CD Review: Calexico, "Garden Ruin" (Quarterstick)
Calexico takes a complete left turn with its new release, "Garden Ruin." It's a work that shares so little in common with the group's previous outing, 2003's "Feast of Wire," that it's amazing to think it came from the same band.
Calexico has traditionally seemed to focus mostly on creating a distinctive sound. The band has certainly excelled in that arena, coming up with a distinctive blend drawn from such unlikely sources as spaghetti-Western soundtracks, surf rock, Portuguese fado and '50s jazz.
Almost all of those influences are downplayed on "Garden Ruin," and the result is that the individual songs are more memorable than the overall sound. In the past, you would walk away from listening to a Calexico CD talking about how the entire disc made you feel. With "Garden Ruin," however, you're more likely to step back with a specific song or two still running through your head. That's a first for this group.
Don't take that as a ringing endorsement, though. "Garden Ruin" is a solid album, but it's also Calexico's most generic indie-rock-style outing to date. In place of the all the wacky Southwestern elements that made "Feast" such an odd pleasure, the band is now drawing very heavily on traditional pop songcraft and rock 'n' roll. There's nothing wrong with that--except that it goes against so much of what made Calexico special in the first place.
Listening to the songs "Cruel" and "Yours and Mine," two nice pieces that open the CD, you might think that you're listening to a couple of Wilco outtakes. The peppy "Bisbee Blue" could've come from Death Cab for Cutie's last record. Then there's the closer, "All Systems Red," which is an escalating modern-rock anthem that U2 could use to close arena shows.
None of those comparisons are insults--Wilco, Death Cab and U2 are all excellent groups.

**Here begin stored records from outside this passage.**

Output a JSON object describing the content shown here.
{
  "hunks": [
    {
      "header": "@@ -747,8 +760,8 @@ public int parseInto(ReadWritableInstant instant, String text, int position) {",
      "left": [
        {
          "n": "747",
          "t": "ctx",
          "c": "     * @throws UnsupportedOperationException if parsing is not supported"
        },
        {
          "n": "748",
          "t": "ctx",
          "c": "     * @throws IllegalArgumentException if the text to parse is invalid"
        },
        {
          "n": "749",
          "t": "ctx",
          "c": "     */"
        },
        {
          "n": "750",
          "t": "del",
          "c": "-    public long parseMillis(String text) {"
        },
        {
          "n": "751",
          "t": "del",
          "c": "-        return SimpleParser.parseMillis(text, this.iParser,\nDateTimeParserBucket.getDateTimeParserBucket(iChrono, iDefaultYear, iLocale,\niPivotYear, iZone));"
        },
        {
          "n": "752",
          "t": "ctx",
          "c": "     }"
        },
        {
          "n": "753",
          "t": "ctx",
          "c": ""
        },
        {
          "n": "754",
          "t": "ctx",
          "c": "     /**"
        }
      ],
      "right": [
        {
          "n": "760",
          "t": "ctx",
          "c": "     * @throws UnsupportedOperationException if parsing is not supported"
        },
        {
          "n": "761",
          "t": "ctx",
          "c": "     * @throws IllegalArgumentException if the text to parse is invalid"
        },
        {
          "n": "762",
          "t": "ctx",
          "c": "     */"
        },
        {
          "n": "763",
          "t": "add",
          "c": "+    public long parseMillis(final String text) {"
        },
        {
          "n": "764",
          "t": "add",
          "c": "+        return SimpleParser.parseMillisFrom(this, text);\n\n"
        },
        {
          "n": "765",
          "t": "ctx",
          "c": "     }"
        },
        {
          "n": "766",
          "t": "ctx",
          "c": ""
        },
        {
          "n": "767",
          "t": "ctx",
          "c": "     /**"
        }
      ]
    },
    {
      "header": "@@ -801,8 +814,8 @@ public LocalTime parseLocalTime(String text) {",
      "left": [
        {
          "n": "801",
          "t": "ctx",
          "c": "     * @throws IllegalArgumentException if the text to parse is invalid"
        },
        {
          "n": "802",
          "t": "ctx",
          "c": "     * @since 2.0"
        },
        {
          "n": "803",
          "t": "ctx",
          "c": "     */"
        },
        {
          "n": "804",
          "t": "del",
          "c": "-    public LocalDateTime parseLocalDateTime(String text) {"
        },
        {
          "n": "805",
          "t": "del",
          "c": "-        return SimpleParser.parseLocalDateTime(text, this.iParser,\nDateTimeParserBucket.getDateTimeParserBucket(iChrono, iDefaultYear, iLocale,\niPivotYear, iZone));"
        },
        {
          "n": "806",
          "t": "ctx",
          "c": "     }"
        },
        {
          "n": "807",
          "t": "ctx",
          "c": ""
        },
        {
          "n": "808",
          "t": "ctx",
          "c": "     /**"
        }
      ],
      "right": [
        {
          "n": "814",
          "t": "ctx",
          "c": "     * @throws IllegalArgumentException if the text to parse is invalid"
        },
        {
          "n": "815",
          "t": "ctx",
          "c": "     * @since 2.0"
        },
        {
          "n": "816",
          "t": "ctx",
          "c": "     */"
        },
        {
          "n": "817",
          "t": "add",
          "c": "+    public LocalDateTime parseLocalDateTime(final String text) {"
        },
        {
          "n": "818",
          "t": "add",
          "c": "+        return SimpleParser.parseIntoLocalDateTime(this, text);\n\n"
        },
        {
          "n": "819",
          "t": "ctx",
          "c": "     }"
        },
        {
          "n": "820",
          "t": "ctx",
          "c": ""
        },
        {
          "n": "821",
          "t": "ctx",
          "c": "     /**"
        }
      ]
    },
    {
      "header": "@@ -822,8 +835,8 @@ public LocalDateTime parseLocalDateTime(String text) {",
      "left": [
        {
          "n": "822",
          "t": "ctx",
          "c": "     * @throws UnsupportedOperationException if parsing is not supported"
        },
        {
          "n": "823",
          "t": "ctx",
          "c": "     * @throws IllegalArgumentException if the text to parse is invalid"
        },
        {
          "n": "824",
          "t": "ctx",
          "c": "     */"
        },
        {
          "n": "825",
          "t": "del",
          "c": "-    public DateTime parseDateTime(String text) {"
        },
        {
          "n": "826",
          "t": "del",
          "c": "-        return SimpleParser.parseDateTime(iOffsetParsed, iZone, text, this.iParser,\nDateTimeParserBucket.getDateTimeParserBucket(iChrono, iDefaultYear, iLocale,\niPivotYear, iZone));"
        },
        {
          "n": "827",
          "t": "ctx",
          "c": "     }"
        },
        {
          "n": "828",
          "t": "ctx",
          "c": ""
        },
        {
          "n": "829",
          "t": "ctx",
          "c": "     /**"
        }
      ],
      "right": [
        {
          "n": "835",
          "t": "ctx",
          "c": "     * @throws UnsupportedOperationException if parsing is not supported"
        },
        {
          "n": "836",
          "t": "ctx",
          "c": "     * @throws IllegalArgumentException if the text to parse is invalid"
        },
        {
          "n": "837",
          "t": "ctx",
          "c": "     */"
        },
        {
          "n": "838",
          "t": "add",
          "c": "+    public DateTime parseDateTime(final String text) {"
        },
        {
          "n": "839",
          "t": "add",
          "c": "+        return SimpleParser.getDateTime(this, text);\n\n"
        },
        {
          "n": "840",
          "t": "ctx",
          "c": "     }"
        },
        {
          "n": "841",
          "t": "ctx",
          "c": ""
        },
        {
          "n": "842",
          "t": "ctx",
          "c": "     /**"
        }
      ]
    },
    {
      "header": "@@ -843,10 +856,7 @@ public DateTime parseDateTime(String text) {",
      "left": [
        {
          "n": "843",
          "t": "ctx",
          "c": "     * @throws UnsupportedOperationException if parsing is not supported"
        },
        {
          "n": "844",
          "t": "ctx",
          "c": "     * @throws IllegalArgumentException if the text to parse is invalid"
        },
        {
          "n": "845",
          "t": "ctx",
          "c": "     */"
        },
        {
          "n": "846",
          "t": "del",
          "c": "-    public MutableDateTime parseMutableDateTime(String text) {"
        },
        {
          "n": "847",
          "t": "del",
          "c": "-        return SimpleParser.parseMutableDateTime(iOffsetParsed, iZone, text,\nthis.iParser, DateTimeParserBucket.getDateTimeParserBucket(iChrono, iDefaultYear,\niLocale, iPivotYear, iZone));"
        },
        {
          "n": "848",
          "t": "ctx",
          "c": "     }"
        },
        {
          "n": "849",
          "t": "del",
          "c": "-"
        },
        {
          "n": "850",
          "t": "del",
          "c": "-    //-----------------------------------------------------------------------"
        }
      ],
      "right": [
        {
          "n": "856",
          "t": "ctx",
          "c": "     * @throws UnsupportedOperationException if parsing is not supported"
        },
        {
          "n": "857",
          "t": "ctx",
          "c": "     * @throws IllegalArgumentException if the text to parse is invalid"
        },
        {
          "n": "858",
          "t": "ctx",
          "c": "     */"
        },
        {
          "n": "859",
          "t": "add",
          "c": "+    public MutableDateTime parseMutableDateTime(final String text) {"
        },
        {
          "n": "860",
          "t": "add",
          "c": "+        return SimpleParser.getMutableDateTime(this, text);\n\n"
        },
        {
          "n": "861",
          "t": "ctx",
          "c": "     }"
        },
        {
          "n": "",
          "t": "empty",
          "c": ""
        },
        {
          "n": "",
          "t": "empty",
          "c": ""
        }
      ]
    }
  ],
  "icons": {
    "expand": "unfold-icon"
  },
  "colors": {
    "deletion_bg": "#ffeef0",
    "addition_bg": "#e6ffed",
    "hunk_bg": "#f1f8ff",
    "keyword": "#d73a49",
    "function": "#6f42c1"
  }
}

But none of them could have made "Feast of Wire." Probably only Calexico could have done that. In contrast, however, there are far too many bands that could have made "Garden Ruin."